<addRequest dn="uid=test.user,dc=example,dc=com"> <attr name="objectClass"> <value>top</value> <value>person</value> <value>organizationalPerson</value> <value>inetOrgPerson</value> </attr> <attr name="uid"> <value>test.user</value> </attr> <attr name="givenName"> <value>Test</value> </attr> <attr name="sn"> <value>User</value> </attr> <attr name="cn"> <value>Test User</value> </attr> <attr name="userPassword"> <value>password</value> </attr> </addRequest> <modifyRequest dn="uid=test.user,dc=example,dc=com"> <modification name="description" operation="replace"> <value>This is the new description</value> </modification> </modifyRequest> <modDNRequest dn="uid=test.user,dc=example,dc=com" newrdn="cn=Test User" deleteoldrdn="false" newSuperior="ou=People,dc=example,dc=com" /> <delRequest dn="cn=Test User,ou=People,dc=example,dc=com" />
The following example shows the output from applying these changes.
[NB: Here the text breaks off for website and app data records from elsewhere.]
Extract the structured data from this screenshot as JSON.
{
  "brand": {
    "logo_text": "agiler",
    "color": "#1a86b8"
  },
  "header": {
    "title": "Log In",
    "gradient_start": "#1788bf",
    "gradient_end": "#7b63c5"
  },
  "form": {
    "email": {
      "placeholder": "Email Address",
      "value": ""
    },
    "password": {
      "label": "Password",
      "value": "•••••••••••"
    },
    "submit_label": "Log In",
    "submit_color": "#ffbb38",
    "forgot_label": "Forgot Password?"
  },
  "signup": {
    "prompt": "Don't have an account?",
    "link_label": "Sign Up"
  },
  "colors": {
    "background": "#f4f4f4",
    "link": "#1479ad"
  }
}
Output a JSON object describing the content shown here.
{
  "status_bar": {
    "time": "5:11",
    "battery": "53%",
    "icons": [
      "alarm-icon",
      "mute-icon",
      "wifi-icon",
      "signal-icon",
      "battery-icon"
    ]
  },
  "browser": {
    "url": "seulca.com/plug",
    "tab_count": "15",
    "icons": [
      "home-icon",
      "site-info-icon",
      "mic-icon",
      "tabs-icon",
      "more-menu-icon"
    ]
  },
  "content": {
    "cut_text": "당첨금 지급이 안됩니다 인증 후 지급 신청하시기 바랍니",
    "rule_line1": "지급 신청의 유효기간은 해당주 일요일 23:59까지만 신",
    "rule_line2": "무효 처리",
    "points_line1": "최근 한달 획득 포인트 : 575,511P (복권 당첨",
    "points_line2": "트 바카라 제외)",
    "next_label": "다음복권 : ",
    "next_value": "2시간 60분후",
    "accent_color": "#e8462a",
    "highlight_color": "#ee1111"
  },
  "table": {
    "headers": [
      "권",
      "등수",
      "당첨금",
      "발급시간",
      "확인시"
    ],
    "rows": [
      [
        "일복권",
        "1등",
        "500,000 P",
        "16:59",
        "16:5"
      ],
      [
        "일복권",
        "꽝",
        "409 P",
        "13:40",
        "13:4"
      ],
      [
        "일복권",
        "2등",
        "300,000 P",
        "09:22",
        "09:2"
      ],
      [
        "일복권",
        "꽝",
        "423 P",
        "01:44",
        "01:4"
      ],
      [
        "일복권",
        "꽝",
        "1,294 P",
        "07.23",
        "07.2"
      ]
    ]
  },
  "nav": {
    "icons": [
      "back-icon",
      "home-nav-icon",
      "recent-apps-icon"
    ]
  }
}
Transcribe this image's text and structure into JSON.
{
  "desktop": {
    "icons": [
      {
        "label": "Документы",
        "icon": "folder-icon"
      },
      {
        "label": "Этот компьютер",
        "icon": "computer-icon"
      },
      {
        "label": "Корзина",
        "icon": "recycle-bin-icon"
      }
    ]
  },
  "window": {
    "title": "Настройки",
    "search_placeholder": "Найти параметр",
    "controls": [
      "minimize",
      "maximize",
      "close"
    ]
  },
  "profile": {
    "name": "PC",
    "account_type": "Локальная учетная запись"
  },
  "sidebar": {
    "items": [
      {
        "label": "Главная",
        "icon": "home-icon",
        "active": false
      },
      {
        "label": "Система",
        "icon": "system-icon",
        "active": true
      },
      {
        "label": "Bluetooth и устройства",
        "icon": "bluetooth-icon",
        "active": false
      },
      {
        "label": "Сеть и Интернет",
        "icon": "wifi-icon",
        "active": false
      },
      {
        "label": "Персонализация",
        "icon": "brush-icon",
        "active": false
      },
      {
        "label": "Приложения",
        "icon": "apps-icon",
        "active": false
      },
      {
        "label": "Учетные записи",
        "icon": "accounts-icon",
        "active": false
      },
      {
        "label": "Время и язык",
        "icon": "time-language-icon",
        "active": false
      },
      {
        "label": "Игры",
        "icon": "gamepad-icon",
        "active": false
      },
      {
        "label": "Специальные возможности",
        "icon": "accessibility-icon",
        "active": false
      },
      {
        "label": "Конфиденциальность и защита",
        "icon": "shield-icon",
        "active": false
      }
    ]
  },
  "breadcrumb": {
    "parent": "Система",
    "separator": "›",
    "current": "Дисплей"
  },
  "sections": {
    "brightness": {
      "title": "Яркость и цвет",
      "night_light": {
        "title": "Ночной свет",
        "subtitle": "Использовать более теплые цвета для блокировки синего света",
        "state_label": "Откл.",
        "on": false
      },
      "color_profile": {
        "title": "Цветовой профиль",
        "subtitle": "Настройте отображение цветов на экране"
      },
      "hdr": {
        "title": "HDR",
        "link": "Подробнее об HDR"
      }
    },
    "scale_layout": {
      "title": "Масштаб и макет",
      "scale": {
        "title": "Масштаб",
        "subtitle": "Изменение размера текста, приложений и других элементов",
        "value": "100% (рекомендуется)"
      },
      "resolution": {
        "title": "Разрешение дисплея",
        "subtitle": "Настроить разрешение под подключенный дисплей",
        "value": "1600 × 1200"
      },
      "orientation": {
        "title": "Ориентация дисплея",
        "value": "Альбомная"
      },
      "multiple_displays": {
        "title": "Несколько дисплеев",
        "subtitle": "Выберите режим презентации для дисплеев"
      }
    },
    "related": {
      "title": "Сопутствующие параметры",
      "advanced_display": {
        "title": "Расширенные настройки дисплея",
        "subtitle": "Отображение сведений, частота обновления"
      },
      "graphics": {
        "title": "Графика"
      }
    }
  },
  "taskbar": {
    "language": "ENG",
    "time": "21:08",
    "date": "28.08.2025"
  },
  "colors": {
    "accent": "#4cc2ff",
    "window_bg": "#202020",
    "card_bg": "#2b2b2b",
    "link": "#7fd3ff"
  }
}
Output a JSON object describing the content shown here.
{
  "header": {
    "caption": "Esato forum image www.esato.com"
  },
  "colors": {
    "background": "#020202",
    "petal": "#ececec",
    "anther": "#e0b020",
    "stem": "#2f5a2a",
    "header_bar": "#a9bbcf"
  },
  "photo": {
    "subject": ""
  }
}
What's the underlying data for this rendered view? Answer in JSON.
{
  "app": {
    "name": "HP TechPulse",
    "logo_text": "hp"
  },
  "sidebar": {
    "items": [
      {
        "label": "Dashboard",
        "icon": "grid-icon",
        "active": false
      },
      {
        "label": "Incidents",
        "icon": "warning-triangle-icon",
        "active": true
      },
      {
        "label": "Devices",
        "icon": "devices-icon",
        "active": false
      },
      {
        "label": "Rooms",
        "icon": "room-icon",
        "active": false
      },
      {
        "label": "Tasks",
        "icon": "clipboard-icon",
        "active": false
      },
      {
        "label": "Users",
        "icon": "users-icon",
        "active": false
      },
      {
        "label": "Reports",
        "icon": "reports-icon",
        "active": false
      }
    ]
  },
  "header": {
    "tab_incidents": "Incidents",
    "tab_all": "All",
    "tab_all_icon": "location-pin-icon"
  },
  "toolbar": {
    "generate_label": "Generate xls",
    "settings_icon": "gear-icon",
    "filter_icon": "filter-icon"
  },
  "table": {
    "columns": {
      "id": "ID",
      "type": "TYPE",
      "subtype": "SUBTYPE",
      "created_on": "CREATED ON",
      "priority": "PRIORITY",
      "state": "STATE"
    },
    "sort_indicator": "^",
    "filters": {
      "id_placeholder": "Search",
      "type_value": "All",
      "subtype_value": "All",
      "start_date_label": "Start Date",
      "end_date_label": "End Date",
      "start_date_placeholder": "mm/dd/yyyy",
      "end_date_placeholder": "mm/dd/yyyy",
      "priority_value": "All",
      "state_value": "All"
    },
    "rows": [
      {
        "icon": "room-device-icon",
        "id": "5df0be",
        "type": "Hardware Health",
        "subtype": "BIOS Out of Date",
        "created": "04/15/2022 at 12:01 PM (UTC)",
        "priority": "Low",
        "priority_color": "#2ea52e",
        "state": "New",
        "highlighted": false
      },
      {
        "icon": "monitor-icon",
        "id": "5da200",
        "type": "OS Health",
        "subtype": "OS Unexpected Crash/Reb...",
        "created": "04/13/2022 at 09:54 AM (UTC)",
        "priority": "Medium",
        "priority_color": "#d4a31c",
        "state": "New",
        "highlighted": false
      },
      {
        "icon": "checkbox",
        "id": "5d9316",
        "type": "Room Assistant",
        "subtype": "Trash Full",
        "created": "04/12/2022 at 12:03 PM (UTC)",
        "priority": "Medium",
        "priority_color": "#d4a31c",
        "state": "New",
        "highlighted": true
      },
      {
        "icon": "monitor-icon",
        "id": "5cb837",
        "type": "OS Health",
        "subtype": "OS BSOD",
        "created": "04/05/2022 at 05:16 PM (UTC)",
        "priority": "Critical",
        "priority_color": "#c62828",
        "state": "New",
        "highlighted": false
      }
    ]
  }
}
Line breaks have been added to the output to make it more readable:
$ dsmlmodify -h http://127.0.0.1:8080/dsml/DSMLServlet \ -D "cn=Directory Manager" -w password -f /tmp/test.dsml <SOAP-ENV:Envelope xmlns:SOAP-ENV="http://schemas.xmlsoap.org/soap/envelope/"> <SOAP-ENV:Body><dsml:batchResponse xmlns:dsml="urn:oasis:names:tc:DSML:2:0:core"> <dsml:addResponse><dsml:resultCode code="0"/></dsml:addResponse> <dsml:modifyResponse><dsml:resultCode code="0"/></dsml:modifyResponse> <dsml:modDNResponse><dsml:resultCode code="0"/></dsml:modDNResponse> <dsml:delResponse><dsml:resultCode code="0"/><dsml:errorMessage>The number of entries deleted was 1</dsml:errorMessage></dsml:delResponse></dsml:batchResponse> </SOAP-ENV:Body></SOAP-ENV:Envelope>
$ dsmlmodify -h http://localhost:8080/dsml/DSMLServlet \ -D "cn=directory manager" -w password -f /tmp/dsml.ldif <SOAP-ENV:Envelope xmlns:SOAP-ENV="http://schemas.xmlsoap.org/soap/envelope/"> <SOAP-ENV:Body><batchResponse xmlns="urn:oasis:names:tc:DSML:2:0:core"> <addResponse><resultCode code="0"/></addResponse> <modifyResponse><resultCode code="0"/></modifyResponse> <modDNResponse><resultCode code="0"/></modDNResponse> <delResponse><resultCode code="0"/></delResponse></batchResponse> </SOAP-ENV:Body></SOAP-ENV:Envelope>